A small group of Far Northerners have launched another bid to encourage people to treat 90 Mile Beach with respect, and this time they've adopted some very modern technology.
Laurie Austen, his daughter Gemma and Kaio Hooper are behind the design of a 'We Love our Beach' smartphone-scannable QR code that will take users directly to the website www.enjoydontdestroy.co.nz (which can also be accessed in the traditional way), which has been printed on bumper stickers and other material.
The site includes tips on driving on the beach responsibly, some history, information about the local wildlife and some relevant media statements.
The initiative, which has strong local support (including from the 90 Mile Beach Surfcasting Club), will be promoted at public access points to the beach.
Mr Hooper said it was very much in everyone's interests that the message be heard.
"The very Far North has always enjoyed a fair degree of isolation. That isolation is over," he said.
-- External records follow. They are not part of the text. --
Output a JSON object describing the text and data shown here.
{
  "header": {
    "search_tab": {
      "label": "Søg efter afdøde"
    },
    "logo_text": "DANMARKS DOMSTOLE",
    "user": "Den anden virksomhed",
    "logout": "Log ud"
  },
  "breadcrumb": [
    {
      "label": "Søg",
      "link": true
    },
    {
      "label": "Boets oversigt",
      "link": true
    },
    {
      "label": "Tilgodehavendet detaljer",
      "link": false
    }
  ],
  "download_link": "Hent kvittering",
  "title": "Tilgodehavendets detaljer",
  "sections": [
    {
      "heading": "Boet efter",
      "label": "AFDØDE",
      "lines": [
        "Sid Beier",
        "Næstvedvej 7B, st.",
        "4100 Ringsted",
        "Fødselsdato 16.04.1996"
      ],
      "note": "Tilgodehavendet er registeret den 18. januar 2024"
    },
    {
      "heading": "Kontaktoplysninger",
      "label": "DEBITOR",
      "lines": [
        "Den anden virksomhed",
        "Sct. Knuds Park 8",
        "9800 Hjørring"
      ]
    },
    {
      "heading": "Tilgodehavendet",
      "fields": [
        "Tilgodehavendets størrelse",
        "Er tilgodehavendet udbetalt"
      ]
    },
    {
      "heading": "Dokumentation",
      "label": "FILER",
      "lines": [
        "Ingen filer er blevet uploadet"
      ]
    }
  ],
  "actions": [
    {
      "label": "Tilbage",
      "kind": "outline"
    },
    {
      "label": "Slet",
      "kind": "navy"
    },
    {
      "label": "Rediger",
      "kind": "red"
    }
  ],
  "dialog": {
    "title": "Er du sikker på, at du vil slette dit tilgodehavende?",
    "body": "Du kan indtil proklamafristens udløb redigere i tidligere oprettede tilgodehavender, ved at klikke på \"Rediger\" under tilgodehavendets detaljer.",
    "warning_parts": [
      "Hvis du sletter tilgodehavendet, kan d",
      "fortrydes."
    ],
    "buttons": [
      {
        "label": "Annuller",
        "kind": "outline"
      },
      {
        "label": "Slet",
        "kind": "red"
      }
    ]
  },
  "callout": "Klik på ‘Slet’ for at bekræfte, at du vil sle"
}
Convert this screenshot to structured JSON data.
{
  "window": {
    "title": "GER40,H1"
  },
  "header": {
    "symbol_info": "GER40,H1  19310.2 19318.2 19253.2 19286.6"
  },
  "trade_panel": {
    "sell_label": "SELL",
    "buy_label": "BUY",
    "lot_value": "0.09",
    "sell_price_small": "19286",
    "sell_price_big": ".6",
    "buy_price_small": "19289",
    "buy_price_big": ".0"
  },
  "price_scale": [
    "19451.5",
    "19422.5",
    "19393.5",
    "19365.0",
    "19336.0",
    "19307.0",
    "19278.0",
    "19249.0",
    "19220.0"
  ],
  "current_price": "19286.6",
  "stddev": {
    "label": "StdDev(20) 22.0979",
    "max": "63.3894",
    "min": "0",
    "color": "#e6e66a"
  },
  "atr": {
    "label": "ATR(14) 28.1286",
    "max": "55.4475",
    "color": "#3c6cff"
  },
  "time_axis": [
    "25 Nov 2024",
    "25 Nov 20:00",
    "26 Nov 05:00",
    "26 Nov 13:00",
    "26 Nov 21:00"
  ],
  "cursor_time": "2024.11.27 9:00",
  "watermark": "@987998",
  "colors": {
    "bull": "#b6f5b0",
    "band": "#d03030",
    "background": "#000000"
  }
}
"It is imperative that we move to protect the things that we value that have survived due to that isolation. Hopefully education can succeed before legislation is required. This is the purpose of this site."
QR codes, which were very widely used overseas, were small and unobtrusive, but had the potential to inform beach users on a grand scale.
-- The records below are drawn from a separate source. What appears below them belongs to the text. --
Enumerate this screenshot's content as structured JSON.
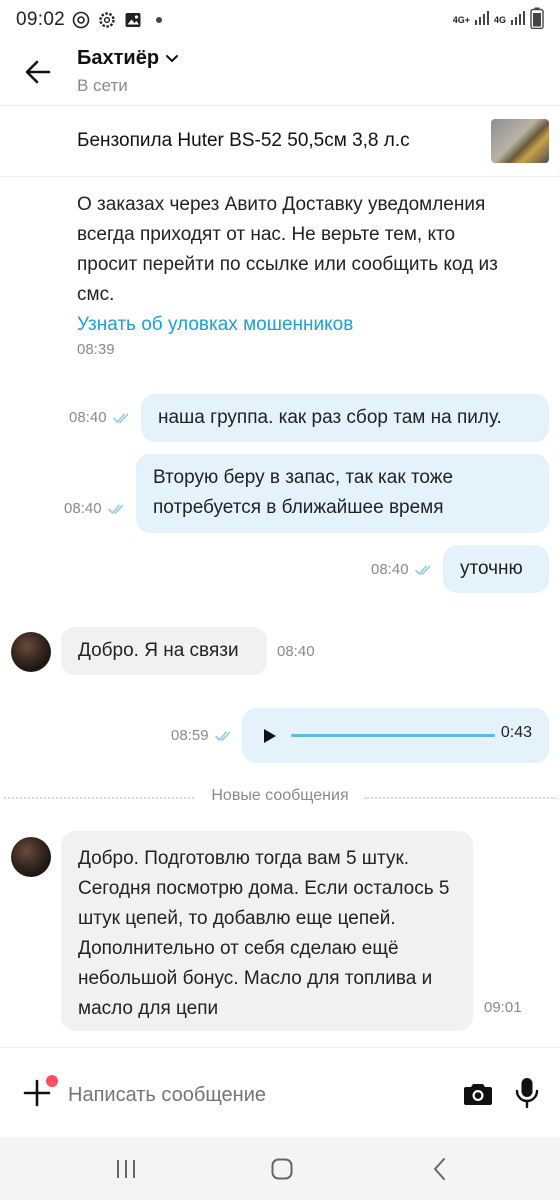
{
  "status_bar": {
    "time": "09:02",
    "net1": "4G+",
    "net2": "4G",
    "icons": [
      "at-icon",
      "gear-icon",
      "gallery-icon",
      "dot-icon",
      "signal-icon",
      "battery-icon"
    ]
  },
  "header": {
    "name": "Бахтиёр",
    "status": "В сети"
  },
  "item": {
    "title": "Бензопила Huter BS-52 50,5см 3,8 л.с"
  },
  "notice": {
    "text": "О заказах через Авито Доставку уведомления всегда приходят от нас. Не верьте тем, кто просит перейти по ссылке или сообщить код из смс.",
    "link": "Узнать об уловках мошенников",
    "time": "08:39"
  },
  "messages": [
    {
      "dir": "out",
      "text": "наша группа. как раз сбор там на пилу.",
      "time": "08:40"
    },
    {
      "dir": "out",
      "text": "Вторую беру в запас, так как тоже потребуется в ближайшее время",
      "time": "08:40"
    },
    {
      "dir": "out",
      "text": "уточню",
      "time": "08:40"
    },
    {
      "dir": "in",
      "text": "Добро. Я на связи",
      "time": "08:40"
    },
    {
      "dir": "in",
      "text": "Добро. Подготовлю тогда вам 5 штук. Сегодня посмотрю дома. Если осталось 5 штук цепей, то добавлю еще цепей. Дополнительно от себя сделаю ещё небольшой бонус. Масло для топлива и масло для цепи",
      "time": "09:01"
    }
  ],
  "voice": {
    "time": "08:59",
    "duration": "0:43"
  },
  "divider": {
    "label": "Новые сообщения"
  },
  "composer": {
    "placeholder": "Написать сообщение"
  },
  "colors": {
    "out_bubble": "#e4f3fb",
    "in_bubble": "#f1f1f3",
    "link": "#1aa0dc",
    "read_check": "#8fc9e8",
    "badge": "#ff4f5e"
  }
}
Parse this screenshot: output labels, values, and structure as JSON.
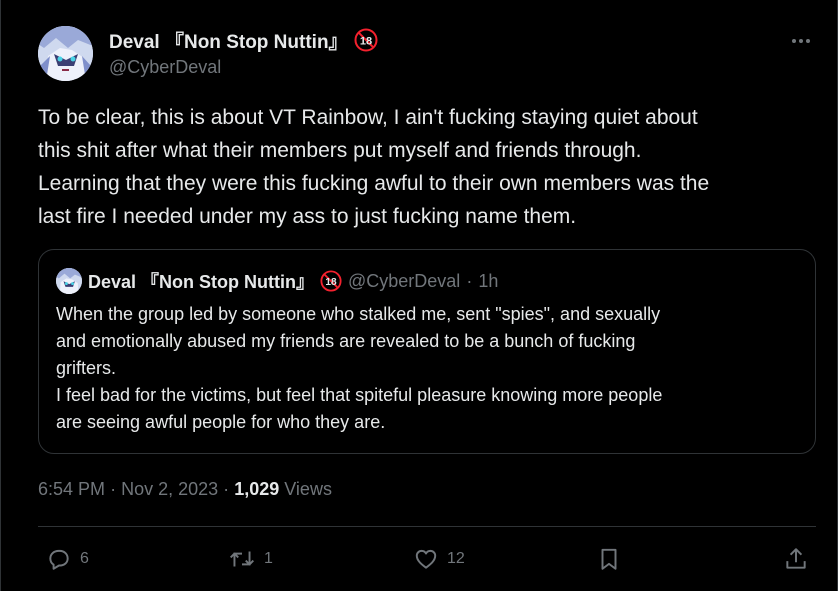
{
  "tweet": {
    "author": {
      "display_name": "Deval 『Non Stop Nuttin』",
      "handle": "@CyberDeval",
      "badge_text": "18"
    },
    "more_icon": "more-horizontal-icon",
    "text_lines": [
      "To be clear, this is about VT Rainbow, I ain't fucking staying quiet about",
      "this shit after what their members put myself and friends through.",
      "Learning that they were this fucking awful to their own members was the",
      "last fire I needed under my ass to just fucking name them."
    ],
    "quote": {
      "display_name": "Deval 『Non Stop Nuttin』",
      "badge_text": "18",
      "handle": "@CyberDeval",
      "separator": "·",
      "time": "1h",
      "text_lines": [
        "When the group led by someone who stalked me, sent \"spies\", and sexually",
        "and emotionally abused my friends are revealed to be a bunch of fucking",
        "grifters.",
        "I feel bad for the victims, but feel that spiteful pleasure knowing more people",
        "are seeing awful people for who they are."
      ]
    },
    "meta": {
      "time": "6:54 PM",
      "sep1": "·",
      "date": "Nov 2, 2023",
      "sep2": "·",
      "views_count": "1,029",
      "views_label": "Views"
    },
    "actions": {
      "reply_count": "6",
      "retweet_count": "1",
      "like_count": "12"
    },
    "colors": {
      "background": "#000000",
      "text": "#e7e9ea",
      "secondary": "#71767b",
      "border": "#2f3336",
      "badge": "#f4212e"
    }
  }
}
The major concerns, Mr Hooper added, included the impact of vehicles on shellfish.
"Every toheroa and every tuatua begins its life as a minute juvenile in the upper tidal area of the beach, where they are at their most vulnerable to damage from vehicles," he said.
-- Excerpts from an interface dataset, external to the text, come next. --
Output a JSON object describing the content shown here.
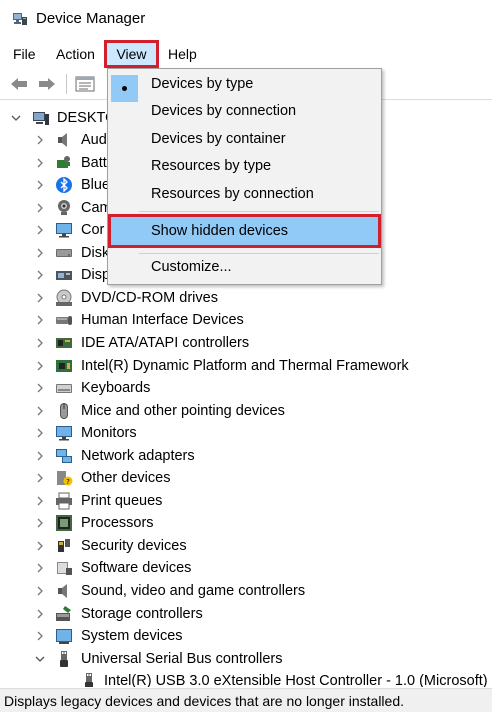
{
  "window": {
    "title": "Device Manager"
  },
  "menubar": {
    "file": "File",
    "action": "Action",
    "view": "View",
    "help": "Help"
  },
  "toolbar": {
    "back_icon": "back-arrow-icon",
    "forward_icon": "forward-arrow-icon",
    "properties_icon": "properties-grid-icon"
  },
  "view_menu": {
    "items": [
      {
        "label": "Devices by type",
        "checked": true
      },
      {
        "label": "Devices by connection"
      },
      {
        "label": "Devices by container"
      },
      {
        "label": "Resources by type"
      },
      {
        "label": "Resources by connection"
      },
      {
        "label": "Show hidden devices",
        "highlighted": true
      },
      {
        "label": "Customize..."
      }
    ]
  },
  "tree": {
    "root": "DESKTOP",
    "items": [
      {
        "label": "Aud",
        "icon": "speaker-icon"
      },
      {
        "label": "Batt",
        "icon": "battery-icon"
      },
      {
        "label": "Blue",
        "icon": "bluetooth-icon"
      },
      {
        "label": "Cam",
        "icon": "webcam-icon"
      },
      {
        "label": "Cor",
        "icon": "monitor-icon"
      },
      {
        "label": "Disk",
        "icon": "disk-drive-icon"
      },
      {
        "label": "Disp",
        "icon": "display-adapter-icon"
      },
      {
        "label": "DVD/CD-ROM drives",
        "icon": "dvd-drive-icon"
      },
      {
        "label": "Human Interface Devices",
        "icon": "hid-icon"
      },
      {
        "label": "IDE ATA/ATAPI controllers",
        "icon": "ide-controller-icon"
      },
      {
        "label": "Intel(R) Dynamic Platform and Thermal Framework",
        "icon": "chip-icon"
      },
      {
        "label": "Keyboards",
        "icon": "keyboard-icon"
      },
      {
        "label": "Mice and other pointing devices",
        "icon": "mouse-icon"
      },
      {
        "label": "Monitors",
        "icon": "monitor-icon"
      },
      {
        "label": "Network adapters",
        "icon": "network-adapter-icon"
      },
      {
        "label": "Other devices",
        "icon": "unknown-device-icon"
      },
      {
        "label": "Print queues",
        "icon": "printer-icon"
      },
      {
        "label": "Processors",
        "icon": "processor-icon"
      },
      {
        "label": "Security devices",
        "icon": "security-key-icon"
      },
      {
        "label": "Software devices",
        "icon": "software-device-icon"
      },
      {
        "label": "Sound, video and game controllers",
        "icon": "speaker-icon"
      },
      {
        "label": "Storage controllers",
        "icon": "storage-controller-icon"
      },
      {
        "label": "System devices",
        "icon": "system-device-icon"
      },
      {
        "label": "Universal Serial Bus controllers",
        "icon": "usb-icon",
        "expanded": true
      }
    ],
    "child": "Intel(R) USB 3.0 eXtensible Host Controller - 1.0 (Microsoft)"
  },
  "status": {
    "text": "Displays legacy devices and devices that are no longer installed."
  },
  "colors": {
    "accent_highlight": "#91c9f7",
    "annotation_red": "#d11f2d",
    "menu_bg": "#f2f2f2"
  }
}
"Vehicles driven in straight lines appear to do limited damage to these shellfish, but rapid accelerating, heavy braking, doing wheelies and donuts kill thousands, possibly millions. This damage is plain to see for anyone who cares to look.
"We have quotas on gathering shellfish to sustain species, but a thoughtless driver/rider can kill several lifetimes of entitlement in a few minutes."
Dune erosion was another "very real and accelerating situation" that was hugely exacerbated by vehicles, while historic middens, "a view into our past," had in places been reduced to dust, and nesting birds lived under constant threat from vehicles intruding into their areas.
"No locals want to see the situation that has occurred in other areas, where access is banned or by permit only, so they should endeavour to lead the way in educating others on non-damaging beach use," he added.